Rabbit a la Berlin: European History, From the Bunnies’ POV


Rejiggering the history of postwar Germany into a Shel Silverstein–ish fairy tale about bunnies, Bartek Konopka’s quasi-doc spins the unlikely yarn of the Berlin Wall rabbit community, as wild bunnies were inadvertently trapped in the “Death Zone” between the two parallel halves upon construction and then happily thrived—and bred, into thousands—for almost 30 years, as East-West tension boiled around them. The little lapine scamps had found their Shangri-La right in the middle of the Cold War, and were lovingly photographed by entranced tourists on either side of the schism. If Werner Herzog remade Watership Down, this would be his template. Konopka, a Polish filmmaker, uses vintage footage mixed with contemporary recollections by photogs and old Wall guards, and narrates a wry bunny-p.o.v. parable of paradise found, lost (with the East German election of Erich Honecker and the commencement of a bunny genocide) and refound again in the Wall-free Berlin of 1989. Nominated last year for a short-doc Oscar, the featurette is a lovely modern mini-myth, sarcastic and Beatrix Potter–y in turn.

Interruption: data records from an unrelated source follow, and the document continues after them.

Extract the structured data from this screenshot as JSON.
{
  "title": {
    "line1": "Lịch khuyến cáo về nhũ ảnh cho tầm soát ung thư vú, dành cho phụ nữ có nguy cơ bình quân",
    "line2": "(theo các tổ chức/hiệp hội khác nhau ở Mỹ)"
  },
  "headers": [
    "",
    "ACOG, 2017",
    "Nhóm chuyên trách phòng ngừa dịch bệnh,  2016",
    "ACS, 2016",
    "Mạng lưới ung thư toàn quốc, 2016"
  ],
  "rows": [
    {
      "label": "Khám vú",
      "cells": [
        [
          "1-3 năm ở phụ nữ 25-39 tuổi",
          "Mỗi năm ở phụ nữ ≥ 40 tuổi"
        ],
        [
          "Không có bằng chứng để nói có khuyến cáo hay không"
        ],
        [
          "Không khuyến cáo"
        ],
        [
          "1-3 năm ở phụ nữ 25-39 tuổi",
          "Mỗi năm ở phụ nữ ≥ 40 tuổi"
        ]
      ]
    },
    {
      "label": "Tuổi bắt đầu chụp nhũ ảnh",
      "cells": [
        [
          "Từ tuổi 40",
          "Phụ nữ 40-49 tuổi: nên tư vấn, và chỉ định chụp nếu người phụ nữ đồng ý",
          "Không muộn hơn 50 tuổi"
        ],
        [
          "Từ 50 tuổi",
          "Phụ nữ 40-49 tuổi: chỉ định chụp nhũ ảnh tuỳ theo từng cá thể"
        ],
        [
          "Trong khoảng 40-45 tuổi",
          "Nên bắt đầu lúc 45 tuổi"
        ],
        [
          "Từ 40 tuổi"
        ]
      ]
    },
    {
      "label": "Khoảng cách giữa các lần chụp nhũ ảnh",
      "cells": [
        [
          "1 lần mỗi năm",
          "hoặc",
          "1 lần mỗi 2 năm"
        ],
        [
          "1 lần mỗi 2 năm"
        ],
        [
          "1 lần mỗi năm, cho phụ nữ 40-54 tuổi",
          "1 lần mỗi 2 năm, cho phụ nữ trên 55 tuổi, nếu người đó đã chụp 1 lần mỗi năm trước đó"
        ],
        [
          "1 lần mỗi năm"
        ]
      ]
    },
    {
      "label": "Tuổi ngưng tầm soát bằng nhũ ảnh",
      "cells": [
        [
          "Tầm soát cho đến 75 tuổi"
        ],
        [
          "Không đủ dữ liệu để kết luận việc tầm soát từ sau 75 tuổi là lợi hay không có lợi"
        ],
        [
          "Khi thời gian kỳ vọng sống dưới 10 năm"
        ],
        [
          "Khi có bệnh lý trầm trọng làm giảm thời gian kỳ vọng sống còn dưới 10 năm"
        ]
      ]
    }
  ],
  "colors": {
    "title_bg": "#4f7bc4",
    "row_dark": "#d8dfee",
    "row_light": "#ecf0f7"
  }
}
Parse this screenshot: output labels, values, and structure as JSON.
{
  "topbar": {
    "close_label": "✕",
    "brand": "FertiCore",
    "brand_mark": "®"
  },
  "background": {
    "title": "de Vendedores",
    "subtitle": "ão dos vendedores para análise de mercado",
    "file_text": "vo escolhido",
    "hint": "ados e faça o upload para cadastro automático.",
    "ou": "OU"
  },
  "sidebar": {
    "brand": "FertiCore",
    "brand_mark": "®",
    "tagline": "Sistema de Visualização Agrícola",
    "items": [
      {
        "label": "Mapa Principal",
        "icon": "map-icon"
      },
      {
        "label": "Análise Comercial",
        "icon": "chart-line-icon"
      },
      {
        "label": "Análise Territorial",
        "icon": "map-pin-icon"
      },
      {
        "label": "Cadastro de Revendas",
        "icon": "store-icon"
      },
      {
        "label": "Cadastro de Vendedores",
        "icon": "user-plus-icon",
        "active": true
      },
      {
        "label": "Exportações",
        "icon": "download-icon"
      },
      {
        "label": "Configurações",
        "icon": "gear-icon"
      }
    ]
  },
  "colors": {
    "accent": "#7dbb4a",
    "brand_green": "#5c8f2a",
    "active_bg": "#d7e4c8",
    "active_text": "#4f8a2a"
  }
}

Filling out the show at Film Forum is Loss, Israeli filmmaker Nurith Aviv’s essay-short interviews of modern scholars (beginning with Hannah Arendt footage) about what the loss of Jews meant for German culture.